INPUT DATA -

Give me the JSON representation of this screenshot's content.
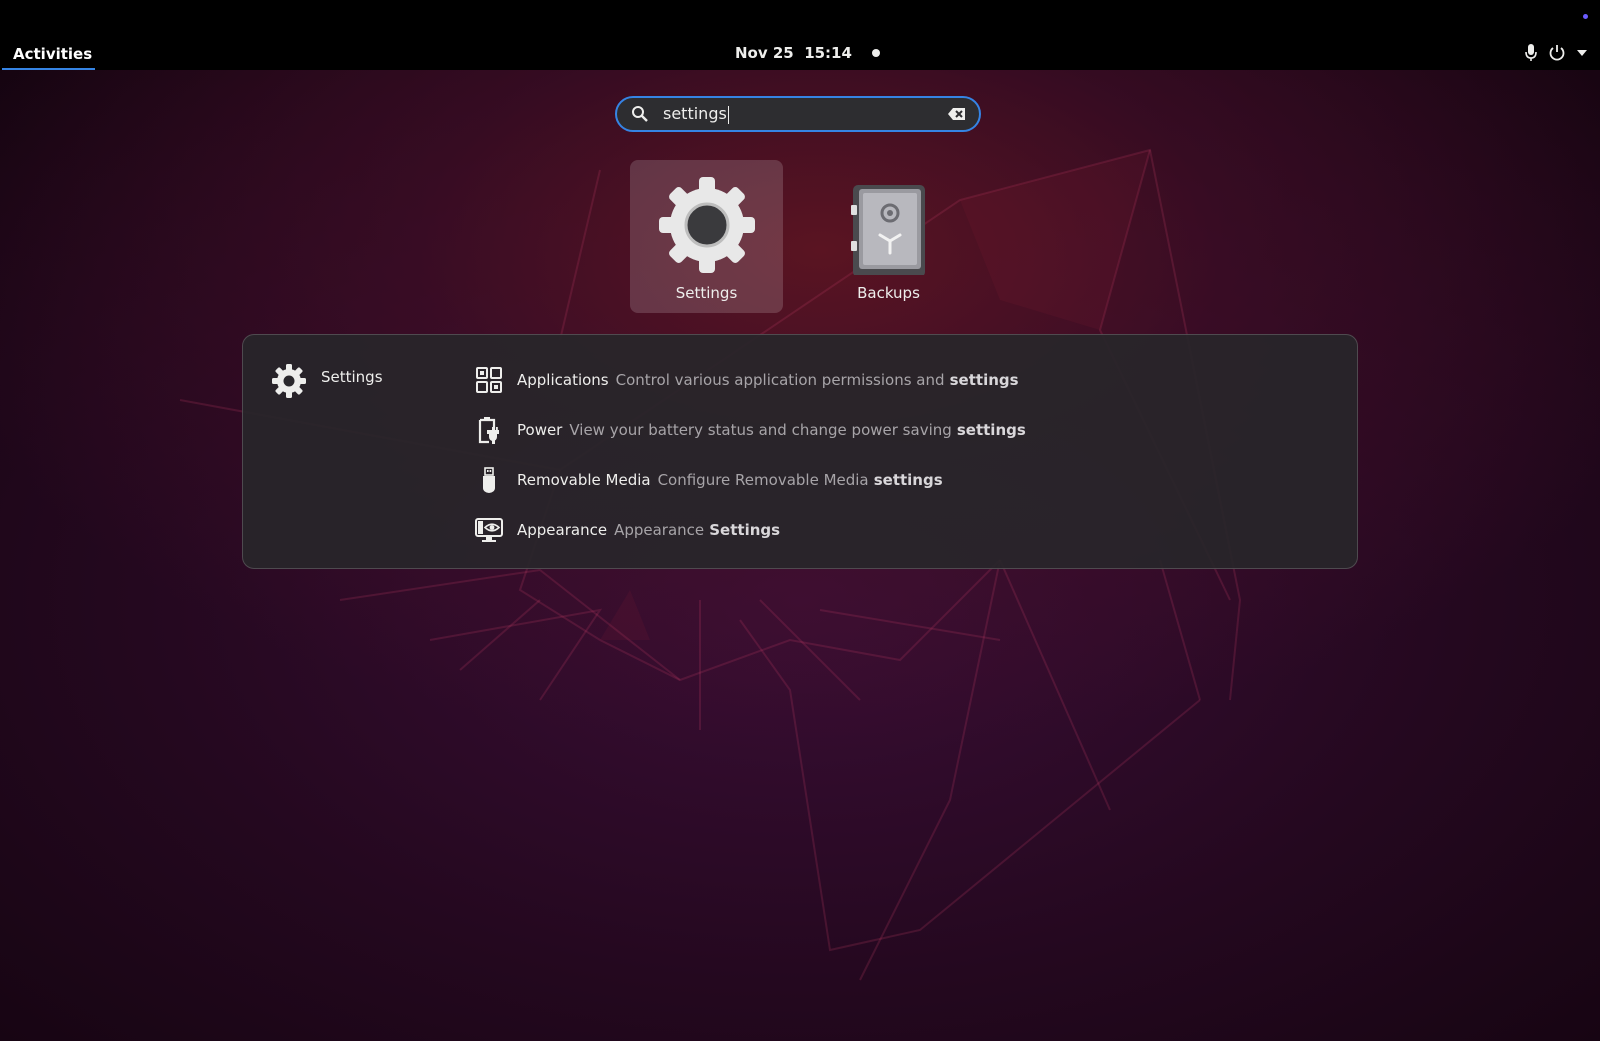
{
  "topbar": {
    "activities_label": "Activities",
    "date": "Nov 25",
    "time": "15:14",
    "icons": [
      "microphone-icon",
      "power-icon",
      "chevron-down-icon"
    ]
  },
  "search": {
    "value": "settings",
    "icon": "search-icon",
    "clear_icon": "clear-icon"
  },
  "apps": [
    {
      "label": "Settings",
      "icon": "settings-gear-icon",
      "selected": true
    },
    {
      "label": "Backups",
      "icon": "backups-safe-icon",
      "selected": false
    }
  ],
  "provider": {
    "label": "Settings",
    "icon": "gear-icon",
    "results": [
      {
        "title": "Applications",
        "desc": "Control various application permissions and",
        "bold": "settings",
        "icon": "applications-icon"
      },
      {
        "title": "Power",
        "desc": "View your battery status and change power saving",
        "bold": "settings",
        "icon": "power-battery-icon"
      },
      {
        "title": "Removable Media",
        "desc": "Configure Removable Media",
        "bold": "settings",
        "icon": "usb-drive-icon"
      },
      {
        "title": "Appearance",
        "desc": "Appearance",
        "bold": "Settings",
        "icon": "appearance-icon"
      }
    ]
  },
  "colors": {
    "accent": "#3584e4",
    "topbar": "#000000",
    "panel": "#28262a",
    "notification_dot": "#6b5cff"
  }
}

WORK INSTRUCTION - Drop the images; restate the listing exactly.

ANSWER TO THE PROBLEM -
Give me the JSON representation of this screenshot's content.
{
  "topbar": {
    "activities_label": "Activities",
    "date": "Nov 25",
    "time": "15:14",
    "icons": [
      "microphone-icon",
      "power-icon",
      "chevron-down-icon"
    ]
  },
  "search": {
    "value": "settings",
    "icon": "search-icon",
    "clear_icon": "clear-icon"
  },
  "apps": [
    {
      "label": "Settings",
      "icon": "settings-gear-icon",
      "selected": true
    },
    {
      "label": "Backups",
      "icon": "backups-safe-icon",
      "selected": false
    }
  ],
  "provider": {
    "label": "Settings",
    "icon": "gear-icon",
    "results": [
      {
        "title": "Applications",
        "desc": "Control various application permissions and",
        "bold": "settings",
        "icon": "applications-icon"
      },
      {
        "title": "Power",
        "desc": "View your battery status and change power saving",
        "bold": "settings",
        "icon": "power-battery-icon"
      },
      {
        "title": "Removable Media",
        "desc": "Configure Removable Media",
        "bold": "settings",
        "icon": "usb-drive-icon"
      },
      {
        "title": "Appearance",
        "desc": "Appearance",
        "bold": "Settings",
        "icon": "appearance-icon"
      }
    ]
  },
  "colors": {
    "accent": "#3584e4",
    "topbar": "#000000",
    "panel": "#28262a",
    "notification_dot": "#6b5cff"
  }
}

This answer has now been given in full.